In some operating systems, including Unix, a pseudoterminal, pseudotty, or PTY is a pair of pseudo-devices, one of which, the slave, emulates a hardware text terminal device, the other of which, the master, provides the means by which a terminal emulator process controls the slave.
The role of the terminal emulator process is:
- to interact with the user.
- to feed text input to the master pseudo-device for use by the shell (such as bash), which is connected to the slave pseudo-device.
- to read text output from the master pseudo-device and show it to the user.
The terminal emulator process must also handle terminal control commands, e.g., for resizing the screen. Widely used terminal emulator programs include xterm, GNOME Terminal, Konsole, and Terminal. Remote login handlers such as ssh and telnet servers play the same role but communicate with a remote user instead of a local one. Also consider programs such as expect.

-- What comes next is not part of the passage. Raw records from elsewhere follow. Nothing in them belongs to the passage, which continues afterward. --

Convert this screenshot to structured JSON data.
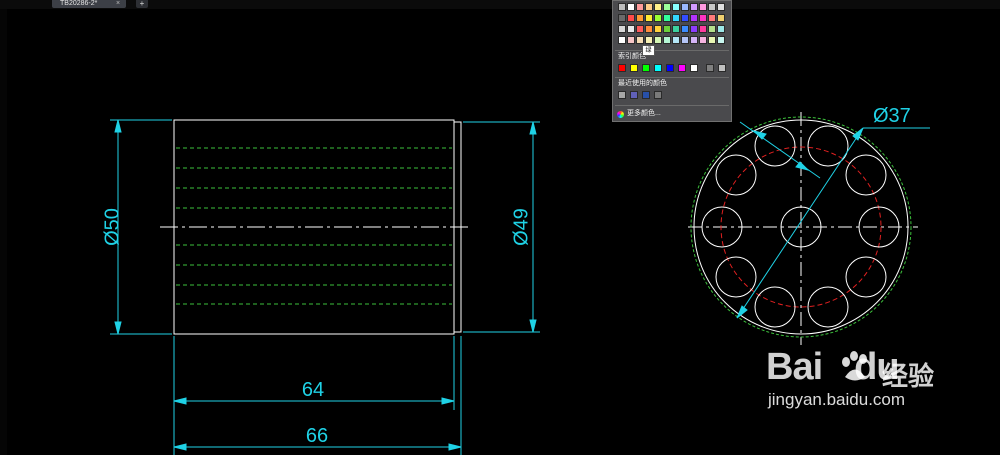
{
  "tabs": {
    "active_label": "TB20286-2*",
    "close_glyph": "×",
    "add_glyph": "+"
  },
  "drawing": {
    "dim_diameter_50": "Ø50",
    "dim_diameter_49": "Ø49",
    "dim_length_64": "64",
    "dim_length_66": "66",
    "dim_diameter_37": "Ø37",
    "colors": {
      "outline": "#ffffff",
      "dimension": "#1fd2e6",
      "hidden_line": "#3cc03c",
      "bolt_circle": "#e02020"
    }
  },
  "palette": {
    "tooltip": "绿",
    "index_colors_label": "索引颜色",
    "recent_colors_label": "最近使用的颜色",
    "more_colors_label": "更多颜色...",
    "index_grid_rows": [
      [
        "#bdbdbd",
        "#ffffff",
        "#ff9a9a",
        "#ffcc88",
        "#fff08a",
        "#9aff9a",
        "#88ffff",
        "#9ab8ff",
        "#d29aff",
        "#ff9ae0",
        "#c8c8c8",
        "#e0e0e0"
      ],
      [
        "#6a6a6a",
        "#ff4a4a",
        "#ff9a33",
        "#ffea33",
        "#9bff33",
        "#33ff9b",
        "#33d7ff",
        "#334dff",
        "#b233ff",
        "#ff33c1",
        "#ff7a7a",
        "#f0d070"
      ],
      [
        "#d8d8d8",
        "#eaeaea",
        "#ff5a5a",
        "#ff8c3c",
        "#ffd23c",
        "#6bd23c",
        "#3cd2a0",
        "#3c8cff",
        "#8c3cff",
        "#ff3ca0",
        "#b4e08c",
        "#9ee8e8"
      ],
      [
        "#ffffff",
        "#f6c6c6",
        "#f6dcb4",
        "#f6f0b4",
        "#d4f6b4",
        "#b4f6d4",
        "#b4e6f6",
        "#b4c4f6",
        "#d4b4f6",
        "#f6b4e0",
        "#e8f6b4",
        "#c8f6f0"
      ]
    ],
    "index_colors": [
      "#ff0000",
      "#ffff00",
      "#00ff00",
      "#00ffff",
      "#0000ff",
      "#ff00ff",
      "#ffffff",
      "#808080",
      "#c0c0c0"
    ],
    "recent_colors": [
      "#a8a8a8",
      "#6060b8",
      "#2850a8",
      "#7a7a7a"
    ]
  },
  "watermark": {
    "logo": "Bai",
    "logo_tail": "du",
    "chinese": "经验",
    "url": "jingyan.baidu.com"
  }
}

Screen and Tmux are used to add a session context to a pseudoterminal, making for a much more robust and versatile solution. For example, each provides terminal persistence, allowing a user to disconnect from one computer and then connect later from another computer.